I use two methods to test for chicken doneness. The first is just a quick test that my mom taught me. You grab hold of the end of a drumstick and give it a jiggle. If it moves easily in the socket, almost coming loose a bit even, then the chicken is probably done. I don’t rely on that as a final metric though. That’s just to know if I should bother taking the chicken out of the oven to test it with a thermometer.
If the drumstick moves a bit for me, then I take the chicken out of the oven and test it with an instant read thermometer. I go into the breast and into the thigh. Both should be at 165ºF. If they’re there, then your chicken is done. If not, put it back in for a little while.
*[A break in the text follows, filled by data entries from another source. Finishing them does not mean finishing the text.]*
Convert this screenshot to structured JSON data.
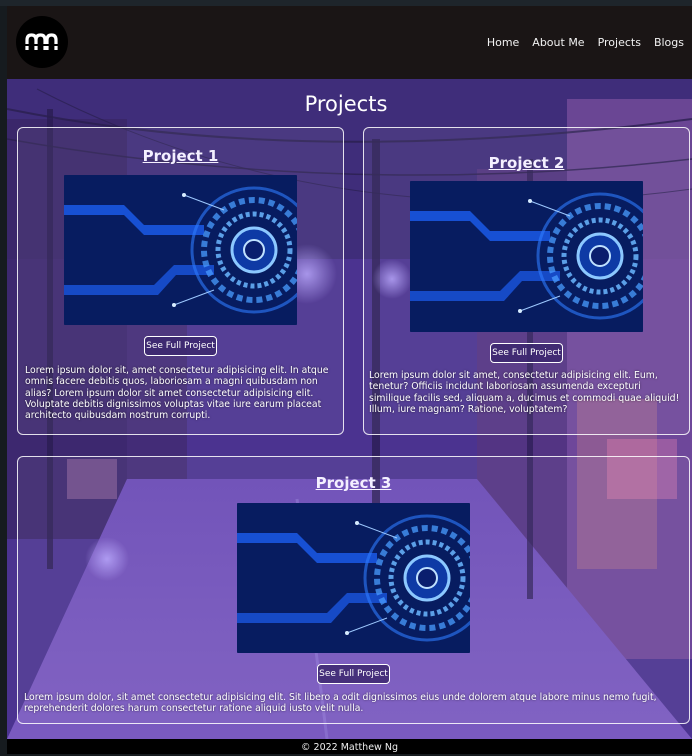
{
  "brand": {
    "logo_text": "mn"
  },
  "nav": {
    "items": [
      {
        "label": "Home"
      },
      {
        "label": "About Me"
      },
      {
        "label": "Projects"
      },
      {
        "label": "Blogs"
      }
    ]
  },
  "main": {
    "heading": "Projects",
    "projects": [
      {
        "title": "Project 1",
        "button": "See Full Project",
        "description": "Lorem ipsum dolor sit, amet consectetur adipisicing elit. In atque omnis facere debitis quos, laboriosam a magni quibusdam non alias? Lorem ipsum dolor sit amet consectetur adipisicing elit. Voluptate debitis dignissimos voluptas vitae iure earum placeat architecto quibusdam nostrum corrupti."
      },
      {
        "title": "Project 2",
        "button": "See Full Project",
        "description": "Lorem ipsum dolor sit amet, consectetur adipisicing elit. Eum, tenetur? Officiis incidunt laboriosam assumenda excepturi similique facilis sed, aliquam a, ducimus et commodi quae aliquid! Illum, iure magnam? Ratione, voluptatem?"
      },
      {
        "title": "Project 3",
        "button": "See Full Project",
        "description": "Lorem ipsum dolor, sit amet consectetur adipisicing elit. Sit libero a odit dignissimos eius unde dolorem atque labore minus nemo fugit, reprehenderit dolores harum consectetur ratione aliquid iusto velit nulla."
      }
    ]
  },
  "footer": {
    "text": "© 2022 Matthew Ng"
  },
  "colors": {
    "navbar": "#1a1515",
    "accent": "#2f7bff",
    "scene": "#4a2f8c"
  }
}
If it is done, remove it from the roasting pan and put it on a carving board. Let it rest there for 10-15 minutes. If lots of juices are coming out, catch them to make gravy (my method for perfect gravy every time is here) or at least to make sure they don’t spill all over your counter.
A weird note: The last time that I tested this method of cooking a whole chicken from frozen, I got a 165ºF reading but when we carved it, there was quite a bit of pink/red near the leg joints. I was concerned so I put those pieces on a plate and microwaved them a minute at a time until the pink was gone. This had never happened before so I’m not sure what was up. Instead of the microwave, if your oven is still heated and you’re not in a hurry, you could put those pieces in a pan and continue roasting them for 10-15 minutes until they’re done. If any meat is red/pink or juices aren’t running clear (they’re tinged with red) the chicken is not safe to eat so please do take this extra step if you notice this problem.
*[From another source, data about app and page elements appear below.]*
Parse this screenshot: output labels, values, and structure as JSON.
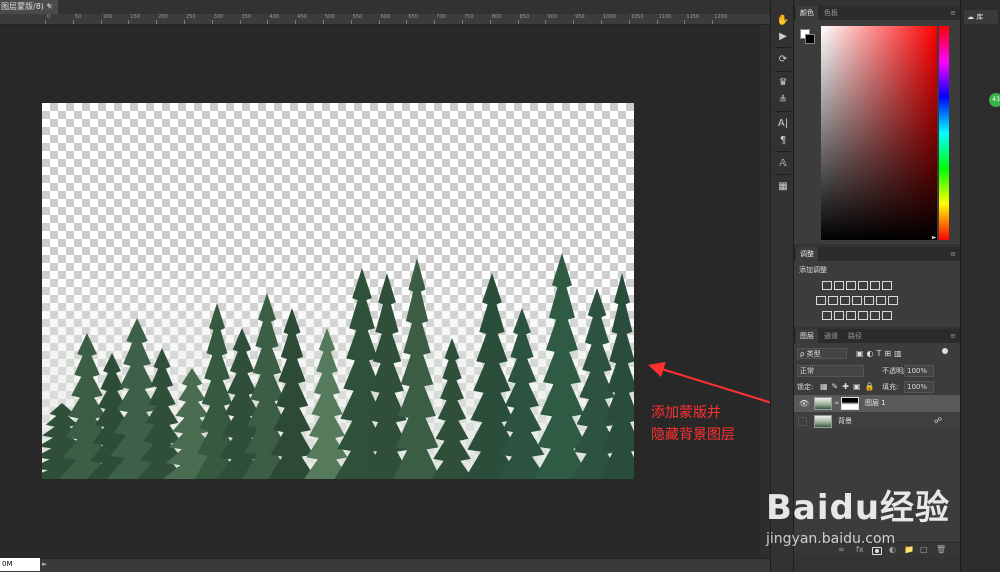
{
  "document": {
    "tab_title": "图层蒙版/8) *",
    "close_glyph": "×",
    "zoom": "0M"
  },
  "ruler": {
    "ticks": [
      "0",
      "50",
      "100",
      "150",
      "200",
      "250",
      "300",
      "350",
      "400",
      "450",
      "500",
      "550",
      "600",
      "650",
      "700",
      "750",
      "800",
      "850",
      "900",
      "950",
      "1000",
      "1050",
      "1100",
      "1150",
      "1200"
    ]
  },
  "annotation": {
    "line1": "添加蒙版并",
    "line2": "隐藏背景图层"
  },
  "tools": [
    "move-icon",
    "play-icon",
    "3d-rotate-icon",
    "puppet-icon",
    "adjust-icon",
    "text-icon",
    "paragraph-icon",
    "glyph-icon",
    "layer-comp-icon"
  ],
  "color_panel": {
    "tabs": [
      "颜色",
      "色板"
    ],
    "foreground": "#ffffff",
    "background": "#000000"
  },
  "adjustments_panel": {
    "tab": "调整",
    "title": "添加调整"
  },
  "layers_panel": {
    "tabs": [
      "图层",
      "通道",
      "路径"
    ],
    "filter_label": "ρ 类型",
    "blend_mode": "正常",
    "opacity_label": "不透明度:",
    "opacity_value": "100%",
    "lock_label": "锁定:",
    "fill_label": "填充:",
    "fill_value": "100%",
    "layers": [
      {
        "name": "图层 1",
        "visible": true,
        "has_mask": true,
        "locked": false
      },
      {
        "name": "背景",
        "visible": false,
        "has_mask": false,
        "locked": true
      }
    ]
  },
  "library": {
    "label": "库",
    "badge": "43"
  },
  "watermark": {
    "main": "Baidu经验",
    "sub": "jingyan.baidu.com"
  },
  "colors": {
    "annotation": "#ff3030",
    "panel": "#3c3c3c",
    "workspace": "#282828"
  }
}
Here are the instructions in printable form for you:
Roasted Frozen Whole Chicken
- 1-4 lb. frozen chicken
- 1/2 lemon (optional)
- 1/2 small onion (optional)
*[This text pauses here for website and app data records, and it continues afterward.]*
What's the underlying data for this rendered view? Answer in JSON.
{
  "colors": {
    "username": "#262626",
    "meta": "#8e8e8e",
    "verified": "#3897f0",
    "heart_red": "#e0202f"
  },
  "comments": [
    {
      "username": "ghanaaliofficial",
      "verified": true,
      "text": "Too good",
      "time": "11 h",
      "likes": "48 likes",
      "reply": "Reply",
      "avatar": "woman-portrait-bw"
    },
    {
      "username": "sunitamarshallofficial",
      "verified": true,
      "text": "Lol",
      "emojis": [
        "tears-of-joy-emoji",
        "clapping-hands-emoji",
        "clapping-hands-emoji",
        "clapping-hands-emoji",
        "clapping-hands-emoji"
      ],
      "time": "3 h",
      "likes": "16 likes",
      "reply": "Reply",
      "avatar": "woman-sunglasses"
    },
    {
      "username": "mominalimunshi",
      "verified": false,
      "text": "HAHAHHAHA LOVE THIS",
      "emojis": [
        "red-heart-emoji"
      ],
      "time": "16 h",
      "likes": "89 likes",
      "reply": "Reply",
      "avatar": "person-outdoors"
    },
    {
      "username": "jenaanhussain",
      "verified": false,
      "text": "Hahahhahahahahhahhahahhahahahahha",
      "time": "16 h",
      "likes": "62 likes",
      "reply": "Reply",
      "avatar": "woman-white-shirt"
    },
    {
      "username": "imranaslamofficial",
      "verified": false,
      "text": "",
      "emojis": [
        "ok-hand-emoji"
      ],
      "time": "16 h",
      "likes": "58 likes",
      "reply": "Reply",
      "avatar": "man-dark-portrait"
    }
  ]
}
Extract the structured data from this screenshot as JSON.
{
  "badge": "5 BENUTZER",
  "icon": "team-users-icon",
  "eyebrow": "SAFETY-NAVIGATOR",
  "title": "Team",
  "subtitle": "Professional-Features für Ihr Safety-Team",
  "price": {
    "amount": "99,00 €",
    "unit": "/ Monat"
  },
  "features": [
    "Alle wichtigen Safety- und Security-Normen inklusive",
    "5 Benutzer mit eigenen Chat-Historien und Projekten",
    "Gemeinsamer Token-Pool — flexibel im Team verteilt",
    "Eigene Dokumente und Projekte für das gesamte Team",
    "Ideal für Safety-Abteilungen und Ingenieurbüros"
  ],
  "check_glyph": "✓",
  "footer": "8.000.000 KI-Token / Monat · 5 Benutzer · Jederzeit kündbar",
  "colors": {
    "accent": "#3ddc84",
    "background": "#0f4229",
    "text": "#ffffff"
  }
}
- 2 sprigs fresh rosemary (optional)
- 2 sprigs fresh thyme (optional)
- 1 Tbsp. olive oil
- 1/2 tsp. coarse salt
- 1/4 tsp. coarse black pepper
- Preheat oven to 350ºF. Put a rack in a large roasting pan. Put the chicken breast-side-up on top of it. If there are giblets inside of the chicken, see if you can remove them. If not, it's o.k.. Proceed with the remaining steps. If you can access the inside cavity of the chicken, put the lemon, onion, rosemary and thyme inside, if using. If you cannot access the cavity, it's o.k.. Proceed with remaining steps.
- Drizzle the top of the chicken with the olive oil. Sprinkle with salt and pepper. Put in oven uncovered and roast for 90 minutes. If there are still giblets in the chicken, remove them when you can using tongs and wearing oven mitts (you should be able to after 30-60 minutes). If you wanted to add lemon, onion, rosemary and/or thyme to the chicken cavity but couldn't before, you should be able to now. Return chicken to oven and continue to roast .
- Increase oven temperature to 450ºF to help brown skin. Roast until drumsticks loosen easily when jiggled and all meat is cooked to 165ºF according to an instant read thermometer inserted into various places in the chicken (breast and thigh are best), 15-30 minutes.
- Transfer chicken to a carving board. Let rest 10-15 minutes. Carve. If there is any pink or red meat, return those pieces to the oven or microwave them for 1 minute at a time until white.
Video by Leigh Olson. Article, photos and recipe by Christine Pittman.